BANGKOK — More than one million workers from Myanmar living in Thailand are standing by helplessly as the military ramps up brutality in their home county to try and break the civil disobedience movement.
According to Thailand’s labor ministry, there were 2.5 million migrant workers registered in the kingdom at the end of 2020. Of those, more than one million were from Myanmar, making Thailand host to the largest Burmese expatriate community in the world.
There are also many thousands more who are undocumented, according to the Labor Protection Network. Migrant workers from Myanmar often fill jobs that most Thais avoid because of their toughness, dirtiness or poor wages.
“I am very angry at the junta,” Japan Kyanphar, a migrant worker from Mon state, told Nikkei Asia in late February. He has worked at a Thai fishery company in Samut Sakhon province for 20 years. “I hate the coup as it is dragging my country backward to 30 years ago, but I don’t know what I can do to help my people,” he said.

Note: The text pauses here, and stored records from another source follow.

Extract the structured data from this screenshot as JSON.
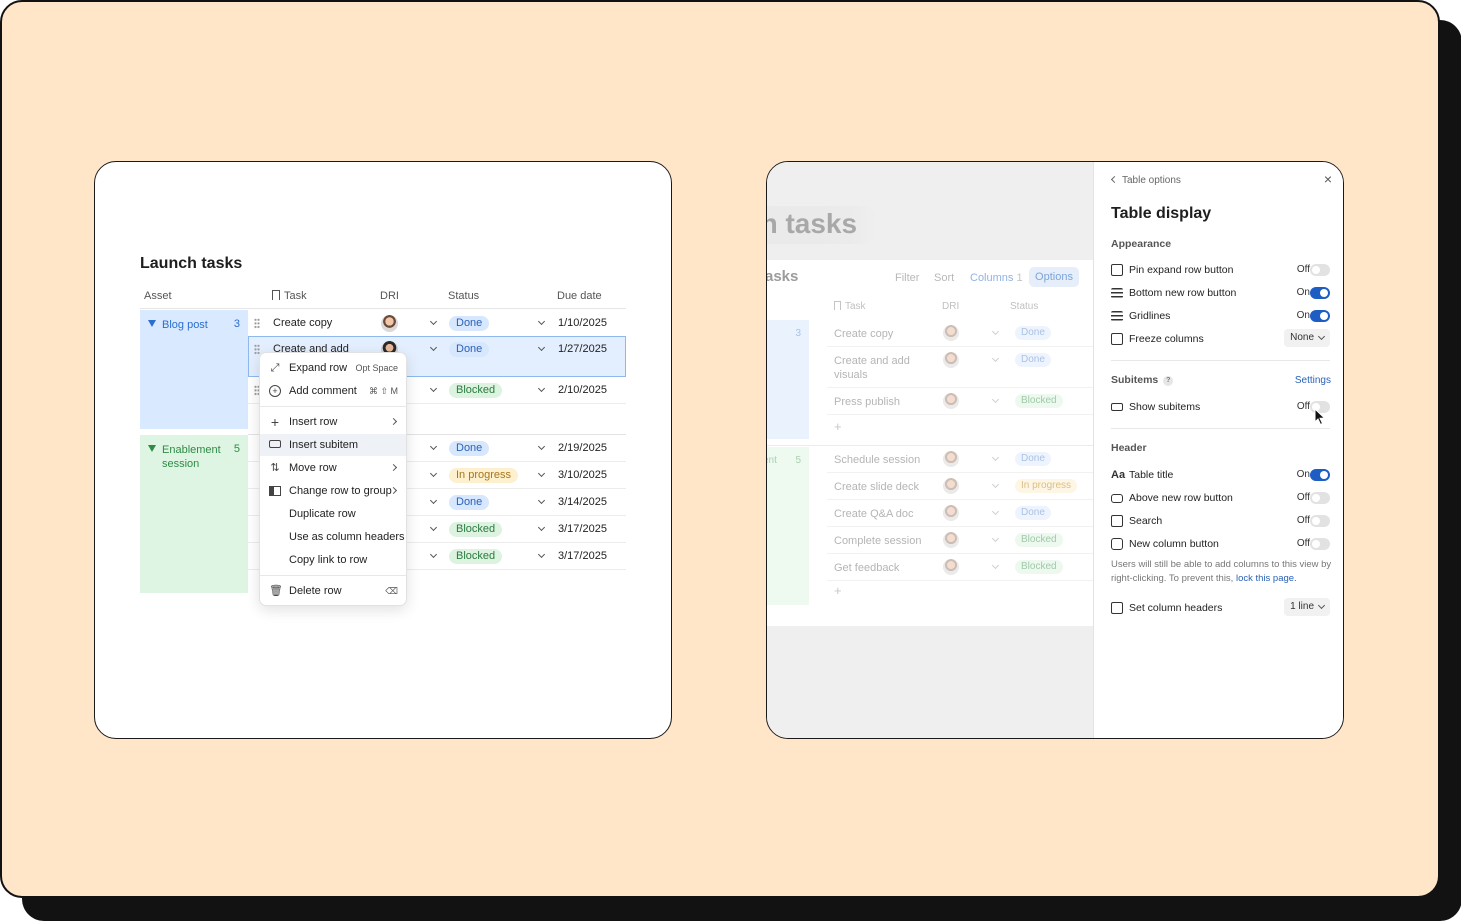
{
  "left_card": {
    "title": "Launch tasks",
    "columns": [
      "Asset",
      "Task",
      "DRI",
      "Status",
      "Due date"
    ],
    "groups": [
      {
        "label": "Blog post",
        "count": "3"
      },
      {
        "label": "Enablement session",
        "count": "5"
      }
    ],
    "rows": [
      {
        "task": "Create copy",
        "status": "Done",
        "due": "1/10/2025"
      },
      {
        "task": "Create and add",
        "status": "Done",
        "due": "1/27/2025"
      },
      {
        "task": "",
        "status": "Blocked",
        "due": "2/10/2025"
      },
      {
        "task": "",
        "status": "Done",
        "due": "2/19/2025"
      },
      {
        "task": "",
        "status": "In progress",
        "due": "3/10/2025"
      },
      {
        "task": "",
        "status": "Done",
        "due": "3/14/2025"
      },
      {
        "task": "",
        "status": "Blocked",
        "due": "3/17/2025"
      },
      {
        "task": "",
        "status": "Blocked",
        "due": "3/17/2025"
      }
    ],
    "context_menu": {
      "items": [
        {
          "label": "Expand row",
          "shortcut": "Opt Space",
          "icon": "expand-icon"
        },
        {
          "label": "Add comment",
          "shortcut": "⌘ ⇧ M",
          "icon": "comment-icon"
        },
        {
          "label": "Insert row",
          "icon": "plus-icon"
        },
        {
          "label": "Insert subitem",
          "icon": "subitem-icon"
        },
        {
          "label": "Move row",
          "icon": "move-icon"
        },
        {
          "label": "Change row to group",
          "icon": "group-icon"
        },
        {
          "label": "Duplicate row"
        },
        {
          "label": "Use as column headers"
        },
        {
          "label": "Copy link to row"
        },
        {
          "label": "Delete row",
          "shortcut": "⌫",
          "icon": "trash-icon"
        }
      ]
    }
  },
  "right_card": {
    "background": {
      "page_title": "ch tasks",
      "table_title": "asks",
      "toolbar": {
        "filter": "Filter",
        "sort": "Sort",
        "columns": "Columns",
        "columns_count": "1",
        "options": "Options"
      },
      "columns": [
        "Task",
        "DRI",
        "Status"
      ],
      "group_counts": [
        "3",
        "5"
      ],
      "group_label": "ent",
      "plus": "+",
      "rows": [
        {
          "task": "Create copy",
          "status": "Done"
        },
        {
          "task": "Create and add visuals",
          "status": "Done"
        },
        {
          "task": "Press publish",
          "status": "Blocked"
        },
        {
          "task": "Schedule session",
          "status": "Done"
        },
        {
          "task": "Create slide deck",
          "status": "In progress"
        },
        {
          "task": "Create Q&A doc",
          "status": "Done"
        },
        {
          "task": "Complete session",
          "status": "Blocked"
        },
        {
          "task": "Get feedback",
          "status": "Blocked"
        }
      ]
    },
    "panel": {
      "back_label": "Table options",
      "close_glyph": "×",
      "title": "Table display",
      "appearance": {
        "heading": "Appearance",
        "items": [
          {
            "label": "Pin expand row button",
            "state": "Off",
            "on": false
          },
          {
            "label": "Bottom new row button",
            "state": "On",
            "on": true
          },
          {
            "label": "Gridlines",
            "state": "On",
            "on": true
          },
          {
            "label": "Freeze columns",
            "value": "None"
          }
        ]
      },
      "subitems": {
        "heading": "Subitems",
        "help": "?",
        "settings_link": "Settings",
        "items": [
          {
            "label": "Show subitems",
            "state": "Off",
            "on": false
          }
        ]
      },
      "header": {
        "heading": "Header",
        "items": [
          {
            "label": "Table title",
            "state": "On",
            "on": true
          },
          {
            "label": "Above new row button",
            "state": "Off",
            "on": false
          },
          {
            "label": "Search",
            "state": "Off",
            "on": false
          },
          {
            "label": "New column button",
            "state": "Off",
            "on": false
          }
        ],
        "note": "Users will still be able to add columns to this view by right-clicking. To prevent this,",
        "note_link": "lock this page.",
        "set_headers": {
          "label": "Set column headers",
          "value": "1 line"
        }
      }
    }
  }
}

After the coup, Japan Kyanphar took to the streets with hundreds of fellow migrant workers in Samut Sakhon in a show of solidarity with the civil disobedience movement in Myanmar. They beat pots noisily, hoping to attract international attention and express their opposition to the coup. But the rally only lasted about 10 minutes.
“We can’t do more because the Thai authorities keep warning us not to stage protests that could cause international tension,” he said.

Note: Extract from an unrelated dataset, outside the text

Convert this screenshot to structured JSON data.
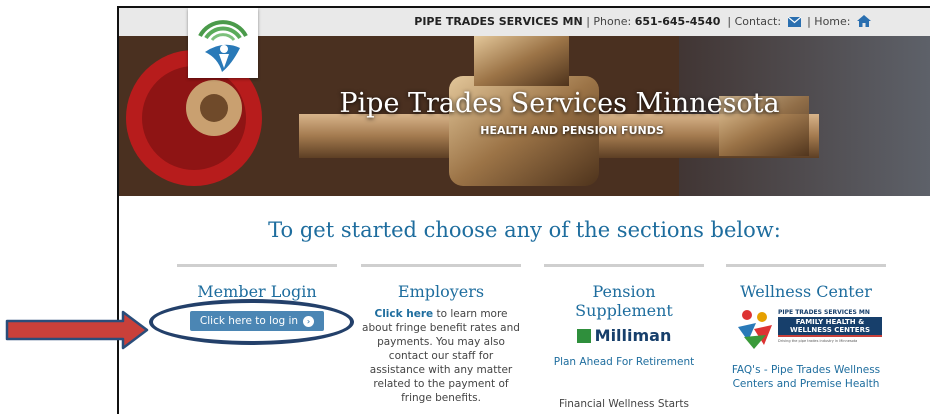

The Thai government wants the Myanmar community to remain calm, and not get involved with anything that could adversely affect Thailand-Myanmar relations. The authorities are also anxious to avoid any sparks that might ignite a recurrence of last year’s pro-democracy protests in Thailand.

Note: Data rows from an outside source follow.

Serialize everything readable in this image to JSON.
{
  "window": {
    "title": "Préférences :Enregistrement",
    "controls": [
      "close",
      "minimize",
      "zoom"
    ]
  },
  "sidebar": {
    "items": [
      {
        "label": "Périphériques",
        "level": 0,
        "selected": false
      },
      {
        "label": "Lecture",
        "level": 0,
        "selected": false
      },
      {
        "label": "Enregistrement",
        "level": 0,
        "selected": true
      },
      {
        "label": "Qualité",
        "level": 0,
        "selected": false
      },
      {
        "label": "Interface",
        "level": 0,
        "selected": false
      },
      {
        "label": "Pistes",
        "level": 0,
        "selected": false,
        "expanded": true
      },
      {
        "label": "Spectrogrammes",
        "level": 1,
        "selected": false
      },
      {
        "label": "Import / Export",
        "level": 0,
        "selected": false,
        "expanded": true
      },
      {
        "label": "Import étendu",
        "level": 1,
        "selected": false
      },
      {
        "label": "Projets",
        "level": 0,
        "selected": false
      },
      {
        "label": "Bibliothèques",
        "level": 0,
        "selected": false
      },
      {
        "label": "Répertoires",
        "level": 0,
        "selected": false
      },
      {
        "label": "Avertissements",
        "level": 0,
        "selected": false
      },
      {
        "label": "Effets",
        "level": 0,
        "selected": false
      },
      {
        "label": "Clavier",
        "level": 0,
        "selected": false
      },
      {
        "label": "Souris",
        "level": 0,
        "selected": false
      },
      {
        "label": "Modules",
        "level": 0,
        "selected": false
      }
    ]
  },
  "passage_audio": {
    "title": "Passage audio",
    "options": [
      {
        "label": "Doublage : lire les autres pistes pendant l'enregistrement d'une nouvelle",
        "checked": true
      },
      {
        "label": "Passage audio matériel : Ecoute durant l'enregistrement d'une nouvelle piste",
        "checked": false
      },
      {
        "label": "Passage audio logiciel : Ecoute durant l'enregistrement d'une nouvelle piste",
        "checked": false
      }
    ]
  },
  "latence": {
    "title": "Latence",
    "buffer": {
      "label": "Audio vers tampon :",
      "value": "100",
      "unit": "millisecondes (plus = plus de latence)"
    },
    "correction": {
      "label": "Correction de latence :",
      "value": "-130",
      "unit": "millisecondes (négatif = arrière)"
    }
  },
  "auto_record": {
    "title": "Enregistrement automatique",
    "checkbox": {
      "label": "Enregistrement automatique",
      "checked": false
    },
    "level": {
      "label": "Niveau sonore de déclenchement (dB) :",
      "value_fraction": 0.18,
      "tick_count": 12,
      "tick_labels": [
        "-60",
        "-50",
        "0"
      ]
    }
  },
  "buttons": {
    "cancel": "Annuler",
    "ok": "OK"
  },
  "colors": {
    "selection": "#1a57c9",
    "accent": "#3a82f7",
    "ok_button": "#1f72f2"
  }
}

No announcements have been made explicitly forbidding protests about Myanmar, but COVID-19 pandemic restrictions on gatherings have been invoked to keep protests in check.
On Feb. 2, the day after Senior General Min Aung Hlaing’s coup, hundreds of protesters gathered outside Myanmar’s embassy in Bangkok. Waving banners, they demanded the release of Aung San Suu Kyi, leader of the National League for Democracy, which won the general election in November by a landslide. The protesters dispersed peacefully after a couple of hours.
“We were told we should stop protesting after a few hours or else we would break the emergency decree still in place to curb the COVID pandemic,” said Nang Kham Saung, a 29-year-old student from Myanmar who is pursuing an MBA at Mahidol University.
“No one wants to be arrested, including me,” she said, “I still want to study and don’t want any trouble in my life. So, I had to stop protesting even though I was very angry and badly wanted to do something to help my country.”
In Tak province, which borders Myanmar, Governor Pongrat Piromrat told Nikkei that about a dozen Burmese students and workers had gathered to protest. They were told not to repeat the demonstration to avoid damaging relations with Myanmar.
“They were quite obedient, and we did not have to use any more stringent action against them,” said Pongrat. “They know they have to comply with Thai law.”
Many of the workers stuck helplessly in Thailand feel the coup has crushed the prospect of any economic improvement in Myanmar. Nam Kham Saung hoped her MBA would be the key to a better life when she got home. She has saved extra money working as an interpreter of Chinese, and was planning to start her own business in Yangon. “The coup will hurt the economy,” she said. “There will be no chance for me to open the business I dreamed of.”
“Burmese living here illegally have a terrible fear of arrest and being beaten by the Thai authorities,” Patima Tungpuchayakul, the 39-year-old co-founder in 2004 of the Labor Protection Network, told Nikkei. “Most of them do not know the Thai language or Thai law.”
Patima has dedicated herself to helping migrant workers. She said the more literate ones from Myanmar have been following developments on Facebook, but the more they learn, the more angry and despairing they become.
Pressure is building to develop an assistance network. A 28-year-old businessman who runs a traditional Burmese restaurant in Bangkok, has launched a Facebook campaign to collect funds to assist people in Myanmar.
“We have asked for a donation of 100 baht ($3.3) from around 20,000 people,” he told Nikkei. “We may get around two million baht to help support people in the civil disobedience movement.”
He declined to give further details, particularly about sending money into Myanmar, for fear of being investigated by the Thai authorities.
However, business people at the border who trade with Myanmar told Nikkei that the funds are likely to be carried into the country in cash for distribution. A businessman in Chiang Rai valued local border trade at around 50 million baht per day. “The movement of two or three million baht in cash will not attract much attention,” he said.
On Thursday, the Thai Ministry of Foreign Affairs issued a statement on the situation: “As a next-door neighbor sharing a long common border, with Myanmar and Thai peoples having close interaction in many aspects, Thailand continues to follow developments in Myanmar with much concern. As with other countries, we are saddened by the loss of lives and sufferings of the people of Myanmar due to escalating violence in the country.”